It’s worth noting that you might experience some problems when casting a jig and minnow combination.
Specifically, you are likely to find it hard to keep the bait hooked.
To avoid this, stick the hook through the minnow’s mouth and attach a soft plastic on its tip.
The plastic prevents the hook from backing out, ensuring that you cast your fishing line without fear that your bait will fall off.
Like minnows, nightcrawlers can help you catch fish throughout the year, regardless of the season.
However, they work best when used in warmer waters and during summers.
Moreover, nightcrawlers are affordable and versatile. This explains why many fishers carry them in bulk during fishing trips, especially in the deep seas.
For the best results, combine a bottom bouncer sinker and a two-hook nightcrawler harness.
Generally, larger nightcrawlers increase the likelihood of taking home a bigger haul.
Crankbaits are hardened lures with a lip that submerges them deeper into the water when pulled.
Most models resemble baitfish. When it comes to walleye, shad-style crankbaits are the most effective.
Most anglers use crankbaits alongside planer boards when trolling to spread several lures simultaneously.
This equipment also protects the lures from the commotion caused by the boat’s motor as it travels on the water.
If you like fishing in shallow waters, then crankbaits are a must-have.
They are excellent at spotting walleye, after which they use slip bobber rigs for a more targeted approach.
Even better, they can help you catch other species like bass and pike.
Sometimes, other baits might not work for you when you want to capture walleye.
This is where spoons come in handy. The two main types of spoons used for catching walleye are flutter spoons and jigging spoons.
Flutter spoons give you two options – you can cast them themselves or attach them to a trolling rig. Notably, they don’t mimic any live bait.
On the other hand, jigging spoons look like injured or dying minnows.
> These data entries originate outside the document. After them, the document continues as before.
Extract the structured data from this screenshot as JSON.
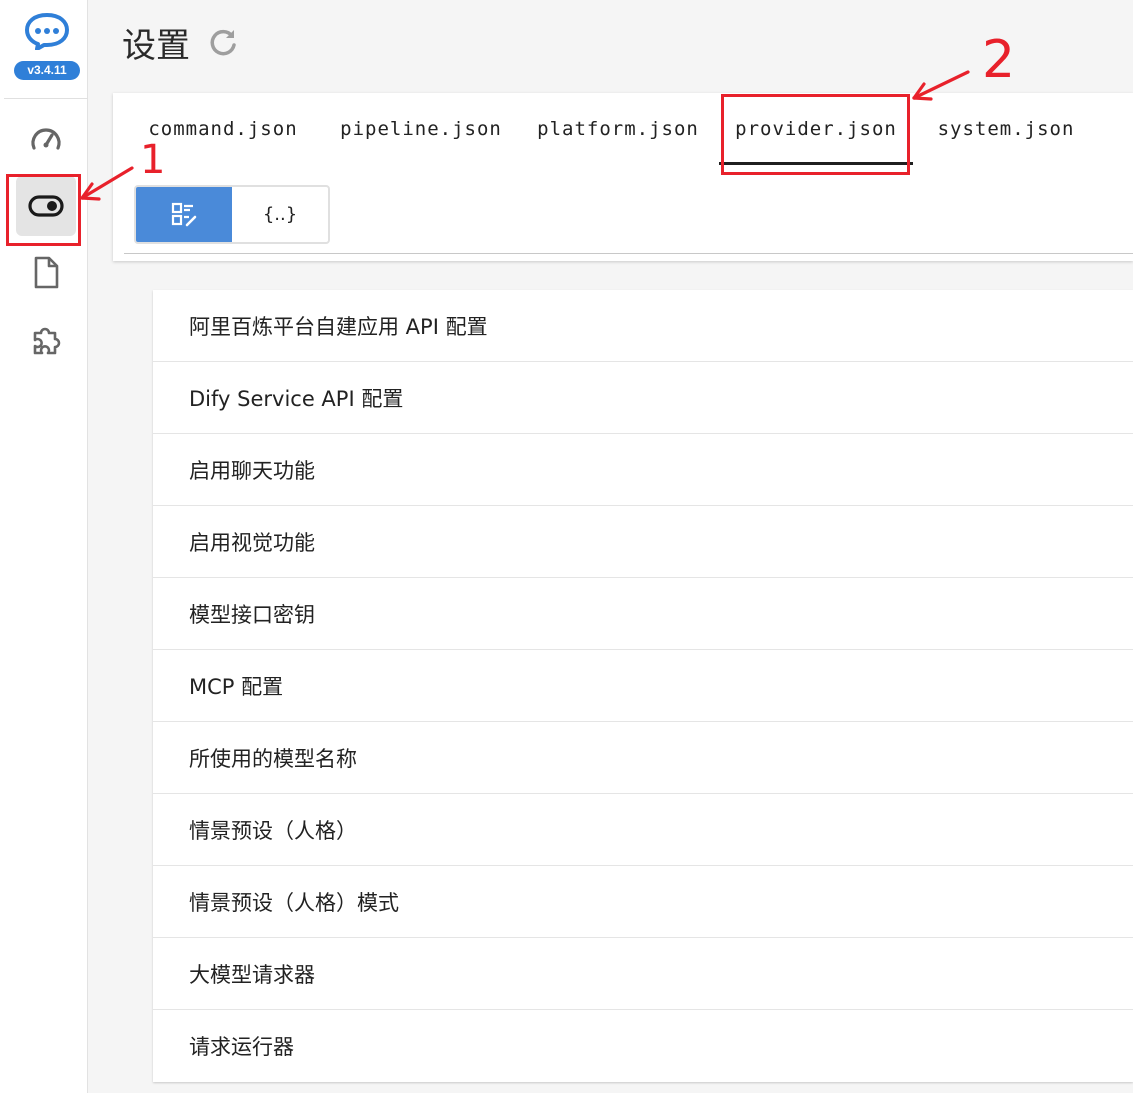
{
  "app": {
    "version": "v3.4.11"
  },
  "header": {
    "title": "设置"
  },
  "sidebar": {
    "items": [
      {
        "icon": "dashboard-gauge-icon"
      },
      {
        "icon": "toggle-switch-icon",
        "active": true
      },
      {
        "icon": "document-icon"
      },
      {
        "icon": "puzzle-plugin-icon"
      }
    ]
  },
  "tabs": [
    {
      "label": "command.json"
    },
    {
      "label": "pipeline.json"
    },
    {
      "label": "platform.json"
    },
    {
      "label": "provider.json",
      "active": true
    },
    {
      "label": "system.json"
    }
  ],
  "view_toggle": {
    "form_icon": "form-view-icon",
    "json_label": "{..}",
    "active": "form"
  },
  "settings_list": [
    {
      "label": "阿里百炼平台自建应用 API 配置"
    },
    {
      "label": "Dify Service API 配置"
    },
    {
      "label": "启用聊天功能"
    },
    {
      "label": "启用视觉功能"
    },
    {
      "label": "模型接口密钥"
    },
    {
      "label": "MCP 配置"
    },
    {
      "label": "所使用的模型名称"
    },
    {
      "label": "情景预设（人格）"
    },
    {
      "label": "情景预设（人格）模式"
    },
    {
      "label": "大模型请求器"
    },
    {
      "label": "请求运行器"
    }
  ],
  "annotations": [
    {
      "label": "1"
    },
    {
      "label": "2"
    }
  ],
  "colors": {
    "accent": "#4a8ad9",
    "annotation": "#e8212b",
    "badge": "#2f7fd8"
  }
}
This is because they have a narrow and heavy design intended to lessen the time it takes them to reach the target.
Paddle tails are highly effective when targeting schools of baitfish.
That said, they are primarily helpful during summer and the first few weeks of autumn, as this is the time when most baitfish flourish.
The problem with using paddle tails is that you often end up with a mixture of several species.
To avoid this, try using tails with natural colours like shard, smelt, and pearl.
Grubs are probably the best artificial bait available in the market. They have natural colours like black, brown and white.
Moreover, they have a chartreuse-tipped tail, which disguises them in stained water when combined with the mentioned colours.
If you’re a beginner, it’s advisable to use smaller grubs that don’t exceed three inches in length. Pair them with sinkers in the ¼ to 1/8 ounce range.
You can use grubs on the boat or off the dock.
Even better, they cover more ground than live bait because you can cast and retrieve many times without fears that your minnow, leech, or worm will die.
Although they don’t put up a fight like other large species, the challenge of finding the right bait for capturing walleye makes the experience exciting.
However, it’s wise to consult experienced anglers before setting sail, as these fish often prove difficult to catch.
Nevertheless, the tastiness of walleye makes the extra effort worthwhile.
You can increase the number of fish you catch using a combination of live and artificial baits mentioned in this post.
Lastly, it is essential to exercise caution when fishing for walleye. This is because these species have sharp teeth that can cause injuries if you mishandle them.
Ensure that your kids don’t get too close to the mouth. More importantly, always carry an equipped first aid kit on your fishing expeditions.